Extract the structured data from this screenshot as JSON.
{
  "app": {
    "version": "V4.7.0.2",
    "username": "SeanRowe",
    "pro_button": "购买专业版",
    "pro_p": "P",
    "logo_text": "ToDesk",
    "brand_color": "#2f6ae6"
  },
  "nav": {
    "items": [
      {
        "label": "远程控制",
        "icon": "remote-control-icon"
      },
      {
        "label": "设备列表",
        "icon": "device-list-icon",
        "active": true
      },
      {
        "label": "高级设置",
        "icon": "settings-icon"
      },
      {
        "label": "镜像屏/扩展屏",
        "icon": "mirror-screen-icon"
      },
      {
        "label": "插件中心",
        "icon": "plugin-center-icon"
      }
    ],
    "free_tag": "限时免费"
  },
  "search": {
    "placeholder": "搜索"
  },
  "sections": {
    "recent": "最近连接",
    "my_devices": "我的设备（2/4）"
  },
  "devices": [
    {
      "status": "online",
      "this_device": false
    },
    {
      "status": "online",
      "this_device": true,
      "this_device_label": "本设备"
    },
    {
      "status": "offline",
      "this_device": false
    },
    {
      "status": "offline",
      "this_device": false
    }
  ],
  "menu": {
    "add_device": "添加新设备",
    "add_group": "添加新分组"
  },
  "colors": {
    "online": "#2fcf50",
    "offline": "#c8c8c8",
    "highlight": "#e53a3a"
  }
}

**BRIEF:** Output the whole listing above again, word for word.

**TASK SOLUTION:**
Extract the structured data from this screenshot as JSON.
{
  "app": {
    "version": "V4.7.0.2",
    "username": "SeanRowe",
    "pro_button": "购买专业版",
    "pro_p": "P",
    "logo_text": "ToDesk",
    "brand_color": "#2f6ae6"
  },
  "nav": {
    "items": [
      {
        "label": "远程控制",
        "icon": "remote-control-icon"
      },
      {
        "label": "设备列表",
        "icon": "device-list-icon",
        "active": true
      },
      {
        "label": "高级设置",
        "icon": "settings-icon"
      },
      {
        "label": "镜像屏/扩展屏",
        "icon": "mirror-screen-icon"
      },
      {
        "label": "插件中心",
        "icon": "plugin-center-icon"
      }
    ],
    "free_tag": "限时免费"
  },
  "search": {
    "placeholder": "搜索"
  },
  "sections": {
    "recent": "最近连接",
    "my_devices": "我的设备（2/4）"
  },
  "devices": [
    {
      "status": "online",
      "this_device": false
    },
    {
      "status": "online",
      "this_device": true,
      "this_device_label": "本设备"
    },
    {
      "status": "offline",
      "this_device": false
    },
    {
      "status": "offline",
      "this_device": false
    }
  ],
  "menu": {
    "add_device": "添加新设备",
    "add_group": "添加新分组"
  },
  "colors": {
    "online": "#2fcf50",
    "offline": "#c8c8c8",
    "highlight": "#e53a3a"
  }
}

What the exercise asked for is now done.